**What you should do**
Without any alteration, retype the records that appear below.

◇ ◇ ◇ ◇ ◇ ◇ ◇

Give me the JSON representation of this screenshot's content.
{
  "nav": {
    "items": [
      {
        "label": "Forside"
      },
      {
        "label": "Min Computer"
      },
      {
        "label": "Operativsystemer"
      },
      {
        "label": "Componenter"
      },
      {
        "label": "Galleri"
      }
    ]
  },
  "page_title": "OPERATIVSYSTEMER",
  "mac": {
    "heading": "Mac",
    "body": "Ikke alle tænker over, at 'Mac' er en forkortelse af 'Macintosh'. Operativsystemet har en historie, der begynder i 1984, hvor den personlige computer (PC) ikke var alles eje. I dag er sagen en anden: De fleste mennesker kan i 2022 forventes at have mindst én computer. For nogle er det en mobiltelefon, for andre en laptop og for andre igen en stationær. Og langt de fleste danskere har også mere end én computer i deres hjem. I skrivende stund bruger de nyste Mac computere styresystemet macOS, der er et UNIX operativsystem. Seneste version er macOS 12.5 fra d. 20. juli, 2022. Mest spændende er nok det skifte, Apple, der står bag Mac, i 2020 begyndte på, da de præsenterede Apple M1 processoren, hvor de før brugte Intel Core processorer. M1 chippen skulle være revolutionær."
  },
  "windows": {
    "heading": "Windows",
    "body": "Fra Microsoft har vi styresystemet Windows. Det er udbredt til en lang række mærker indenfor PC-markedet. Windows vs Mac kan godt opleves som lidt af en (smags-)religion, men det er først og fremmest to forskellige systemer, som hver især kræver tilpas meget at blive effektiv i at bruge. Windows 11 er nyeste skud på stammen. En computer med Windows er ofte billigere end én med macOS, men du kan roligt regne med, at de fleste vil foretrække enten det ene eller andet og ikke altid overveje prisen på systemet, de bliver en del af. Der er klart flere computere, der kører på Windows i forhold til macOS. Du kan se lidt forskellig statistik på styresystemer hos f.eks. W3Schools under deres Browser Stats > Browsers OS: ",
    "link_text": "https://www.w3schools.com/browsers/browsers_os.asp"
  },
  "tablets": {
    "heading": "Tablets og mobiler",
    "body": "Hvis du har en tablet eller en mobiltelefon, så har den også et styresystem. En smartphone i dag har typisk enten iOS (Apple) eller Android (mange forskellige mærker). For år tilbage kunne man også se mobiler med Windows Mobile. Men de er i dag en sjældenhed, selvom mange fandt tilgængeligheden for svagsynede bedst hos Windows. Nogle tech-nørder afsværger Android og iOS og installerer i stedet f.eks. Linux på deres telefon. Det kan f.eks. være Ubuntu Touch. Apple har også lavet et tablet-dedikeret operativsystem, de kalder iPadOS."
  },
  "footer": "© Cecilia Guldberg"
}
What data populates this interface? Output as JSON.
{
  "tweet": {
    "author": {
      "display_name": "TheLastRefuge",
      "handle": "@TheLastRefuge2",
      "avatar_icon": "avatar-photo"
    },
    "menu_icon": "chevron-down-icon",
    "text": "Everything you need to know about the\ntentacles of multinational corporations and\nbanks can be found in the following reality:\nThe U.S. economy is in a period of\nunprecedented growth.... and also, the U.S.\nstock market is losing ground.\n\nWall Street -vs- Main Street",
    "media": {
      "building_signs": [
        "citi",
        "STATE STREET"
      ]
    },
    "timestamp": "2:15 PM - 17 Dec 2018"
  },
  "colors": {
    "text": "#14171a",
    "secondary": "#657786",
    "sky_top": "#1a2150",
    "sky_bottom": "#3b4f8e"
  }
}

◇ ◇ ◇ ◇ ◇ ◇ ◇

**Solution to the exercise**
Give me the JSON representation of this screenshot's content.
{
  "nav": {
    "items": [
      {
        "label": "Forside"
      },
      {
        "label": "Min Computer"
      },
      {
        "label": "Operativsystemer"
      },
      {
        "label": "Componenter"
      },
      {
        "label": "Galleri"
      }
    ]
  },
  "page_title": "OPERATIVSYSTEMER",
  "mac": {
    "heading": "Mac",
    "body": "Ikke alle tænker over, at 'Mac' er en forkortelse af 'Macintosh'. Operativsystemet har en historie, der begynder i 1984, hvor den personlige computer (PC) ikke var alles eje. I dag er sagen en anden: De fleste mennesker kan i 2022 forventes at have mindst én computer. For nogle er det en mobiltelefon, for andre en laptop og for andre igen en stationær. Og langt de fleste danskere har også mere end én computer i deres hjem. I skrivende stund bruger de nyste Mac computere styresystemet macOS, der er et UNIX operativsystem. Seneste version er macOS 12.5 fra d. 20. juli, 2022. Mest spændende er nok det skifte, Apple, der står bag Mac, i 2020 begyndte på, da de præsenterede Apple M1 processoren, hvor de før brugte Intel Core processorer. M1 chippen skulle være revolutionær."
  },
  "windows": {
    "heading": "Windows",
    "body": "Fra Microsoft har vi styresystemet Windows. Det er udbredt til en lang række mærker indenfor PC-markedet. Windows vs Mac kan godt opleves som lidt af en (smags-)religion, men det er først og fremmest to forskellige systemer, som hver især kræver tilpas meget at blive effektiv i at bruge. Windows 11 er nyeste skud på stammen. En computer med Windows er ofte billigere end én med macOS, men du kan roligt regne med, at de fleste vil foretrække enten det ene eller andet og ikke altid overveje prisen på systemet, de bliver en del af. Der er klart flere computere, der kører på Windows i forhold til macOS. Du kan se lidt forskellig statistik på styresystemer hos f.eks. W3Schools under deres Browser Stats > Browsers OS: ",
    "link_text": "https://www.w3schools.com/browsers/browsers_os.asp"
  },
  "tablets": {
    "heading": "Tablets og mobiler",
    "body": "Hvis du har en tablet eller en mobiltelefon, så har den også et styresystem. En smartphone i dag har typisk enten iOS (Apple) eller Android (mange forskellige mærker). For år tilbage kunne man også se mobiler med Windows Mobile. Men de er i dag en sjældenhed, selvom mange fandt tilgængeligheden for svagsynede bedst hos Windows. Nogle tech-nørder afsværger Android og iOS og installerer i stedet f.eks. Linux på deres telefon. Det kan f.eks. være Ubuntu Touch. Apple har også lavet et tablet-dedikeret operativsystem, de kalder iPadOS."
  },
  "footer": "© Cecilia Guldberg"
}
What data populates this interface? Output as JSON.
{
  "tweet": {
    "author": {
      "display_name": "TheLastRefuge",
      "handle": "@TheLastRefuge2",
      "avatar_icon": "avatar-photo"
    },
    "menu_icon": "chevron-down-icon",
    "text": "Everything you need to know about the\ntentacles of multinational corporations and\nbanks can be found in the following reality:\nThe U.S. economy is in a period of\nunprecedented growth.... and also, the U.S.\nstock market is losing ground.\n\nWall Street -vs- Main Street",
    "media": {
      "building_signs": [
        "citi",
        "STATE STREET"
      ]
    },
    "timestamp": "2:15 PM - 17 Dec 2018"
  },
  "colors": {
    "text": "#14171a",
    "secondary": "#657786",
    "sky_top": "#1a2150",
    "sky_bottom": "#3b4f8e"
  }
}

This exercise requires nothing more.